The American Tinnitus Association estimates more than
0 million
Americans suffer from some type of tinnitus.


Tinnitus is a medical condition characterized by persistent ringing in one or both ears that can only be heard by the affected individual.


Many who suffer from tinnitus describe the annoying sound as ringing in the ear, but a buzzing, hissing, or pulsing sound is also common. For some, these sounds are intermittent, But, for many, these sounds are more persistent, and occur all the time. The perception is tinnitus is similar to a phantom sound and may be described as mildly distracting and slightly annoying to completely disruptive to everyday life.


There are a number of causes, with the most common being exposure to loud noise for an extended period of time. Tinnitus research is ongoing, and the mechanisms that cause tinnitus in the brain and inner ear are being more closely studied. The consensus is that tinnitus is typically representative of an inner ear problem. Here are some common causes:

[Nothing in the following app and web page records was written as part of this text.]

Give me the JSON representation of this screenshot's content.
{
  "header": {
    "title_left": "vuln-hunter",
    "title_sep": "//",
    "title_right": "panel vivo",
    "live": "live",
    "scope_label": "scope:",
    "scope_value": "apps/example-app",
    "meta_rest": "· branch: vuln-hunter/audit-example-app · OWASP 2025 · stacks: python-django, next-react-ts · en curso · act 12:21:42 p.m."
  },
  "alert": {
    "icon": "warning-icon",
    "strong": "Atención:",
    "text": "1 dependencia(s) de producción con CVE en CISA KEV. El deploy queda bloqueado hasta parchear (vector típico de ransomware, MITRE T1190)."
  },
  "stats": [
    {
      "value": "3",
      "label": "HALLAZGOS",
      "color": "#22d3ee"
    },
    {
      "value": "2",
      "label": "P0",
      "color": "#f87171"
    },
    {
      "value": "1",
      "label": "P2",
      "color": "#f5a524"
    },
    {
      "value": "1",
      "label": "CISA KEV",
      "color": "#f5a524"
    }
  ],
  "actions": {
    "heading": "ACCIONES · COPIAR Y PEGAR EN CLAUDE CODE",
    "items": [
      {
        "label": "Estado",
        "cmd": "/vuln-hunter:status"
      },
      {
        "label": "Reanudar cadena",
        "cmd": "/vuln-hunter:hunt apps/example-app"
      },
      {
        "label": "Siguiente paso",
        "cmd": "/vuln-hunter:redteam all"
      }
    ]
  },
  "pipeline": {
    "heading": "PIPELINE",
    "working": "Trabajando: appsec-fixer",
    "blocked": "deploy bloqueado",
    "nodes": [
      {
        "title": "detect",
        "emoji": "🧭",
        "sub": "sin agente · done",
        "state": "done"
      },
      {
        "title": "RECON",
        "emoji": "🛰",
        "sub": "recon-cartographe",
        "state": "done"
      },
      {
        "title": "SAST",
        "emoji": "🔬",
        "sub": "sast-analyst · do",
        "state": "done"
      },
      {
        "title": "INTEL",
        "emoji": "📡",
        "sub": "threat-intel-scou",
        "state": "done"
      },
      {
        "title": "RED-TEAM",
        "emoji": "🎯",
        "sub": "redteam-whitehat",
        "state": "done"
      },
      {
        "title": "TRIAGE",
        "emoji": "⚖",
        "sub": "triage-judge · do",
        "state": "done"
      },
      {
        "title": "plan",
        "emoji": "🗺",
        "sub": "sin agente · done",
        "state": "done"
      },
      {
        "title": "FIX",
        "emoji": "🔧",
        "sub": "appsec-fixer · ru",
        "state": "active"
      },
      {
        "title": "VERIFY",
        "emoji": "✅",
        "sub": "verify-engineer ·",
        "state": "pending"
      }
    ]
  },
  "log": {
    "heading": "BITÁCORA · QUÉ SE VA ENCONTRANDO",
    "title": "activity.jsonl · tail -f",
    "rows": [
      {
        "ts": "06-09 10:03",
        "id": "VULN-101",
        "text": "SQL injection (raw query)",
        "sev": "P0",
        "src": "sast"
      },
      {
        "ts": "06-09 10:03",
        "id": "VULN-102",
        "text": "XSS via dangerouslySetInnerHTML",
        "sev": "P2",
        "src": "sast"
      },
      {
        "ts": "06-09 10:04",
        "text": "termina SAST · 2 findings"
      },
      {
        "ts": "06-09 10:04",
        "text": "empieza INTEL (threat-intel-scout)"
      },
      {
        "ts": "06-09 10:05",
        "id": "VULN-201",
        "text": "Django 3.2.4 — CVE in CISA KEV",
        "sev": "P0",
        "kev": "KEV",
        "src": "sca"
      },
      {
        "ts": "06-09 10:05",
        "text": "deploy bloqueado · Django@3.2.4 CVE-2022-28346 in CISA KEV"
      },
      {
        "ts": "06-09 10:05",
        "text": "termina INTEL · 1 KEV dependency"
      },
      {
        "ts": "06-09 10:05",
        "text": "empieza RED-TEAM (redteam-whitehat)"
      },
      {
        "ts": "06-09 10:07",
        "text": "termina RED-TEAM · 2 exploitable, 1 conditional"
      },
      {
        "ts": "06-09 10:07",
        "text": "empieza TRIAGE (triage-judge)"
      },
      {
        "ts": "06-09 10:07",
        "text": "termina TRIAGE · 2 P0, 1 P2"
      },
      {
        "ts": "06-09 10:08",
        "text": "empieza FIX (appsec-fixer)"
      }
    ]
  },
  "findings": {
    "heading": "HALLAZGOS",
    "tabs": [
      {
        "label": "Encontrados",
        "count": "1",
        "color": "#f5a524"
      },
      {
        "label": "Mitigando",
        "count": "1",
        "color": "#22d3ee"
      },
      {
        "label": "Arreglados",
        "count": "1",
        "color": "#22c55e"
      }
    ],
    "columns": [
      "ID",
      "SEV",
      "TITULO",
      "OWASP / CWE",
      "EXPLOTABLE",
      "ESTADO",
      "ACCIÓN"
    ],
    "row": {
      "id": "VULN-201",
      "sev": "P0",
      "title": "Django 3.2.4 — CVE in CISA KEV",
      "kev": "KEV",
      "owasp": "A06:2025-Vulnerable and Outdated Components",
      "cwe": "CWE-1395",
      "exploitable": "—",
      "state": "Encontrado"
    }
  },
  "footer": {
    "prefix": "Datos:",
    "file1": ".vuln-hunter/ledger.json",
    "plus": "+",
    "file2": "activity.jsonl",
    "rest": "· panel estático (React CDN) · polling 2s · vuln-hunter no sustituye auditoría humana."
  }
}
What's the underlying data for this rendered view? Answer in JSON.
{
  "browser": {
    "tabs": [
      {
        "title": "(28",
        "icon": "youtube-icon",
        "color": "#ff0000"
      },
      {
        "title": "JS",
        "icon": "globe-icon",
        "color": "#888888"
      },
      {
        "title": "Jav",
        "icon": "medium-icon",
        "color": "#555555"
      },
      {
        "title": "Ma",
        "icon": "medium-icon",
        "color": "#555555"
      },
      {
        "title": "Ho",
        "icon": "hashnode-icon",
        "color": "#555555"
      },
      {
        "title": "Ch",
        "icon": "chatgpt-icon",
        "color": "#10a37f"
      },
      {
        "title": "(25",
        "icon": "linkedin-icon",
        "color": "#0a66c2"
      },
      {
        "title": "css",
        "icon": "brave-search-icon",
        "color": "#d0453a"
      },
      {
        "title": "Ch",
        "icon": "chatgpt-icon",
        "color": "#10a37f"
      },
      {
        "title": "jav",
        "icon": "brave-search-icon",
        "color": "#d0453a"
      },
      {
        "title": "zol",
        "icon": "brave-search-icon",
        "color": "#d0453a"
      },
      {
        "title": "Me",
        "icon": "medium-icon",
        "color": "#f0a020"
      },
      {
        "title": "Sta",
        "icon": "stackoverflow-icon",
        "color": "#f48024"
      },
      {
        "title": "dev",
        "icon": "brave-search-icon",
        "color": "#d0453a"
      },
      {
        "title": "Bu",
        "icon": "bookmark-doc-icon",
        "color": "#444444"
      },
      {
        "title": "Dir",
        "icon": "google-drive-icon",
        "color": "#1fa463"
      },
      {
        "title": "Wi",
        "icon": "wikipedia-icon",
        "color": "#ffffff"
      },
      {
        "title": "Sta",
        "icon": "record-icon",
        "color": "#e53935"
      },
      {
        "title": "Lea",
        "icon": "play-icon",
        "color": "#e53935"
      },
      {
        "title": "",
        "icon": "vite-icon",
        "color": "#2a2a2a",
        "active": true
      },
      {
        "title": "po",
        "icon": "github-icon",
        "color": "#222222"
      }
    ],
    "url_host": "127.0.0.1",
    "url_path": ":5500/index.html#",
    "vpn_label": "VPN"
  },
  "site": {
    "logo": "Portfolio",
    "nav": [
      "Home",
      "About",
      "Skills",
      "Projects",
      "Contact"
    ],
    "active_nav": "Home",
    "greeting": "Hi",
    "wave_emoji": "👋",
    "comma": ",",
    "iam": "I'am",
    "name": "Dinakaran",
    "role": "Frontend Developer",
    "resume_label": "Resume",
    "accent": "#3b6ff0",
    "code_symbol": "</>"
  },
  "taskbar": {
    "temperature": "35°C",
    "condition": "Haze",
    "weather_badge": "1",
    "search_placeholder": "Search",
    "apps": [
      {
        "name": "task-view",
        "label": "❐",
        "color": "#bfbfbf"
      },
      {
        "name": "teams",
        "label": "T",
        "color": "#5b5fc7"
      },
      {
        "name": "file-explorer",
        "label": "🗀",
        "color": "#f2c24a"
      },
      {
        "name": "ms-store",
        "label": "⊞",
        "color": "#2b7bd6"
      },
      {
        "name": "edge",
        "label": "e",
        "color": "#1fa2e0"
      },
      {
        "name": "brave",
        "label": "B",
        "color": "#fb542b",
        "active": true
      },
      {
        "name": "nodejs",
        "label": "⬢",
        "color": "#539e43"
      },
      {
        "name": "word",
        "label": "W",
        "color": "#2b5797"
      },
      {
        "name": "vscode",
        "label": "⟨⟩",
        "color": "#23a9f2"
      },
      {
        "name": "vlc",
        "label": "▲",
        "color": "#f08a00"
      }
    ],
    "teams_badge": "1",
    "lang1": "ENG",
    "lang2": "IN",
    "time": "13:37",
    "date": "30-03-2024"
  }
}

  • Medications
  • Diet
  • Head Trauma
  • Exposure to Loud Sounds
  • Stress
  • Hearing Loss

In rare cases, tinnitus may be caused by a blood vessel disorder, resulting in pulsatile tinnitus. This type of tinnitus may be caused by a buildup of cholesterol in the circulatory system, high blood pressure, or even a tumor of the head or neck. The result is a tinnitus that sends out pulsing signals in conjunction with the flow of your heartbeat.

The Cure:

There is currently no cure for tinnitus. Our Audiologists will work with you to identify potential causes for your unique symptoms. Further, there may be a way to reduce the impact of tinnitus in your everyday life. Sometimes this means changes to your diet, and a discussion with your family doctor about your medications may be the next step towards reducing your symptoms. Research has found that relaxation methods, such as meditation, can also help alleviate the constant ringing in your ears.

Tinnitus Treatment:

Diagnostic testing and evaluation by an Audiologist will rule out possible medical factors that could be causing or contributing to your tinnitus. Because your symptoms may be unique, an in-depth consultation will help us create a specialized treatment plan for you.

Although there isn’t a single cure, our audiologists have the knowledge and experience to provide you with tinnitus treatment methods that can help lessen the impact that tinnitus has on your life. In many cases, the distressing combination of tinnitus and hearing loss can be relieved with modern hearing device technology.

The number-one treatment for tinnitus for those who also experience hearing loss is the use of a personal hearing system, which can improve your hearing and often reduce or eliminate your perception of tinnitus. There are a number of treatment options, including:

Tinnitus Treatment

Hearing device technology:

The top treatment for those who experience hearing loss, which can both improve overall hearing ability and eliminate the perception of ringing.



An electronic device called a masker may be worn to distract from the ringing sensation. Maskers fit in the ear similarly to hearing aids and produce low-level sounds. In addition, bedside sound generators and other devices can also help remove the perception of ringing.

Retraining Therapy

Retraining Therapy:

A therapeutic process in which we specialize, and has given relief to many of our patients. Our process is a combination of sound therapy and counseling, which alters the brain’s neural signals and weakens the perception of tinnitus, allowing you to live your daily life far more peacefully.

Cognitive Behavioral Therapy

Cognitive Behavioral Therapy:

A type of counseling that helps to change the body’s emotional reaction to tinnitus by altering negative thought patterns and helping to relieve stress.

Frequently Asked Questions

Rarely. There is a form of tinnitus referred to as “objective tinnitus” that your doctor can hear. This is typically the result of a blood vessel problem, an inner ear bone condition, or muscle contractions.
No. Tinnitus is a symptom of any number of conditions, including hearing loss.
In our daily lives, sounds around us typically mask tinnitus to some degree. At night, when things are quiet, there’s less noise and fewer mental distractions. If your tinnitus is stress-related, it’s also possible that the cumulative stress of your day has made your symptoms worse.